The employment-based health benefits system is the most common form of health coverage in the United States, covering 167 million people under age 65 in 2017.Between 2013 and 2017, the percentage of individuals with employment-based coverage has been growing. The increase in employment-based health insurance among workers and their dependents may be due to the increase in the percentage of employers offering such benefits, which may in turn be due to a combination of the strengthening economy, lower unemployment rates, and relatively low premium increases.
According to the 2018 EBRI/Greenwald & Associates Health and Workplace Benefits Survey (WBS), nearly 60 percent of workers are satisfied with their current mix of health benefits and wages, and most individuals with employment-based health benefits are satisfied with their coverage.
The employment-based health benefits system has a number of advantages over various alternatives.These advantages may make it difficult to completely move away from the employment-based system.For instance, when it comes to insuring a group of individuals, employment-based groups are often considered “natural groups” in the sense that they were formed for reasons other than the purchase of health insurance. Insurers are more willing to provide insurance for a naturally formed group than for a group that was formed solely for the purpose of buying health insurance because the risks of adverse selection are mitigated. Employers also often act as an advocate for workers during coverage disputes between the insured and insurer, and they frequently involve themselves in matters of quality assessment of care and influencing health care matters in the policy development arena.
The employment-based health benefits system is far from perfect.One of the shortcomings is that it does not guarantee universal coverage, which a Medicare-for-all system could do.Many employers, especially smaller employers, choose not to offer coverage.Employers that offer coverage also need to continuously justify whether to offer coverage to workers.The percentage of employers offering health benefits ebbs and flows with the economy and other factors.De-linking health insurance from employment may address the shortcomings of the current system.
Public policies related to the Cadillac tax; Medicare-for-all; proposals that would allow insurance to be purchased in the individual market using employer funding; and market developments, such as the gig economy and high-priced medical advances like specialty medications, may all affect whether there is an employment-based health benefits system in the future.
The Congressional Budget Office (CBO) estimates that employer and employee contributions toward health coverage will account for $282 billion in forgone tax revenue during FY 2019 and nearly $3.7 trillion over 2019‒2028.In contrast, the FY 2019 mortgage interest deduction is expected to account for $75 billion in forgone tax revenue, while contributions to workplace retirement plans for that same time period are expected to be about $196 billion.
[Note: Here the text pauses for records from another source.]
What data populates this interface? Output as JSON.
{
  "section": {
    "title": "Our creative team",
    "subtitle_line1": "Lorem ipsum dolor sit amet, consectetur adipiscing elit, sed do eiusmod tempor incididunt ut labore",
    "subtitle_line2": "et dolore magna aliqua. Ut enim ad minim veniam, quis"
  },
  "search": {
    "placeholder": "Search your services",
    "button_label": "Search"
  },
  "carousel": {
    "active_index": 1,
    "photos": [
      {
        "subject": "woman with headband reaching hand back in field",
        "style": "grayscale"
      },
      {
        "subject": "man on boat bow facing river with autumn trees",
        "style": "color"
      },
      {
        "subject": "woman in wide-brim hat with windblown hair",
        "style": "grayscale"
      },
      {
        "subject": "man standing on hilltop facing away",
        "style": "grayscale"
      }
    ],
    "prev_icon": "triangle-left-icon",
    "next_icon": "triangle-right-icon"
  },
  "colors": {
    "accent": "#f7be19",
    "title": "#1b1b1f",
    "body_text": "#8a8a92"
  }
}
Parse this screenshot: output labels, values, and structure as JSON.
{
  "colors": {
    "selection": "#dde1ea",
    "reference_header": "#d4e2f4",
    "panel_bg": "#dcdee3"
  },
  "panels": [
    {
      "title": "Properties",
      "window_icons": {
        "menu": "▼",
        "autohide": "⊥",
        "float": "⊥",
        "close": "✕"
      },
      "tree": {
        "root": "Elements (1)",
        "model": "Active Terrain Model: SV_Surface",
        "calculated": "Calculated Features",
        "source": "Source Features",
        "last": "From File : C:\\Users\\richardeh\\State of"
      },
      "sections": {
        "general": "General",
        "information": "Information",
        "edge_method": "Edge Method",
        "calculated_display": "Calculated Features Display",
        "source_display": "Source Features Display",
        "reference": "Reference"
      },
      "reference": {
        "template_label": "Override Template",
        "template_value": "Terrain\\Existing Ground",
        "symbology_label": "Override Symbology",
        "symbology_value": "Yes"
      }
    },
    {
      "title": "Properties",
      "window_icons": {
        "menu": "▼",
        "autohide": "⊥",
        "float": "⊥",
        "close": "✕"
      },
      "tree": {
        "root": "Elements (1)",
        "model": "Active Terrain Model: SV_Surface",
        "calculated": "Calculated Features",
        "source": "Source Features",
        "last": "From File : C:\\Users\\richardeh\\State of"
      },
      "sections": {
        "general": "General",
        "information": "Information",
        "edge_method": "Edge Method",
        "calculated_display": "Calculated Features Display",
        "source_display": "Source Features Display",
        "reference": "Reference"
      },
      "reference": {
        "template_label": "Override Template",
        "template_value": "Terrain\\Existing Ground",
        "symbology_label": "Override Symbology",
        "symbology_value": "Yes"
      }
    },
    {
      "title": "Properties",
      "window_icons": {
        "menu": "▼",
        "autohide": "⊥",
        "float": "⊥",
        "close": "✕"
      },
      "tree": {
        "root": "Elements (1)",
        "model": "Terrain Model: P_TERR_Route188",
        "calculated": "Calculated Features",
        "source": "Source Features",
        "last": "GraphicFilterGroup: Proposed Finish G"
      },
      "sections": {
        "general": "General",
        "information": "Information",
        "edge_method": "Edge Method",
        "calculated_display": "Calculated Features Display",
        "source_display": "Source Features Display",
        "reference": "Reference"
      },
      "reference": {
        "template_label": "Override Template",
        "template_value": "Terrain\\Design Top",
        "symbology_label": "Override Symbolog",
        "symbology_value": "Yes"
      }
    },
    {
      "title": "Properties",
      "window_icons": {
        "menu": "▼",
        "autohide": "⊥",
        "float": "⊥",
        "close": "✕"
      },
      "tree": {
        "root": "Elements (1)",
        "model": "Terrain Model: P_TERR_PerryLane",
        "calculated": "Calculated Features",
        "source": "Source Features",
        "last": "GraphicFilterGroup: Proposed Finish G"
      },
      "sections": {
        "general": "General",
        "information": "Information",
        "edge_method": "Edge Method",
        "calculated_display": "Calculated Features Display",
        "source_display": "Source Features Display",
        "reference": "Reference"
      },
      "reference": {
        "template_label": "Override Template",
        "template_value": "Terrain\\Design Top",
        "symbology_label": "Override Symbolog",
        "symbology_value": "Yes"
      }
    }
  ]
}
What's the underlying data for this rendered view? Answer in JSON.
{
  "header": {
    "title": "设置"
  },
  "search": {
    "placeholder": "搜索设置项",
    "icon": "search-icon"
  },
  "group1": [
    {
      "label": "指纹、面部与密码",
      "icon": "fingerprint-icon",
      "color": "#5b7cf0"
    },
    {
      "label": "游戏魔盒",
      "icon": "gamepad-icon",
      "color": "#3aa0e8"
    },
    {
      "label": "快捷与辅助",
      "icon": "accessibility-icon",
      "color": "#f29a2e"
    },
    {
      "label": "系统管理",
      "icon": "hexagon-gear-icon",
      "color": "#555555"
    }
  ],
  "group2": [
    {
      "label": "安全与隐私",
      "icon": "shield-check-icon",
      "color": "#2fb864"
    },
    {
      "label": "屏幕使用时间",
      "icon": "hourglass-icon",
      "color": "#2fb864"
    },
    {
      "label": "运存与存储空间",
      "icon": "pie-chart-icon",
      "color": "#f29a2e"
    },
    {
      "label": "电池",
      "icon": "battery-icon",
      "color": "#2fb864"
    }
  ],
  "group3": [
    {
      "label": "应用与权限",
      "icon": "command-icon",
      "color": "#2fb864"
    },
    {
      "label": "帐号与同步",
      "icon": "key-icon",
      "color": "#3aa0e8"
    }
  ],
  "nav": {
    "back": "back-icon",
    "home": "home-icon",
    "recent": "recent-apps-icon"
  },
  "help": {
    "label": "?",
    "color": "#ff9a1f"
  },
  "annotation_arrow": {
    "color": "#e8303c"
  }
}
The large dollar amounts associated with the tax exclusion of employment-based health benefits makes it an almost inescapable target for policymakers from both a budgetary and a political perspective.
While employment-based coverage is the largest tax expenditure in the U.S. budget, it is also the least per person when compared to other health-coverage-related subsidies.The average per capita subsidy tax expenditure was $1,722 for individuals with employment-based coverage, compared with an average subsidy of $6,111 among those getting a subsidy in the non-group market and $4,418 among those receiving either Medicaid or coverage through the Children’s Health Insurance Program (CHIP).
Capping, reducing, or eliminating the tax preference could generate additional tax revenue to reduce the budget deficit and/or pay down the federal debt.Or it could be used to pay for a new round of health reform.For instance, during the 2018 election, many democrats noted their support for “Medicare-for-all,” and reiterated such support with the introduction of the “Medicare for All Act of 2019” on February 27, 2019.In various single-payer or Medicare-for-all bills, employment-based health insurance would cease to exist as we know it.However, in various Medicare and Medicaid buy-in proposals, employers could continue to offer health coverage.Even the administration’s own proposal to expand the use of health reimbursement arrangements (HRAs) could seriously undermine employment-based health benefits.
The employment-based health benefits system arose not from any deliberate national health care policy but rather from a voluntary, market-driven response by employers to government regulations regarding wages and taxation during World War II. In the absence of more government involvement in health care, employer activism has increased through various types of coalitions. What we do not know is whether employers would trade off more government involvement in health care for less of their own involvement if given the opportunity, especially in a weak economic environment. Thoughtful consideration of policy proposals to expand the number of people with health insurance coverage should not only evaluate their effectiveness in addressing health care costs, quality, and coverage. Policy makers should consider the impact on the voluntary, market-driven, employment-based system.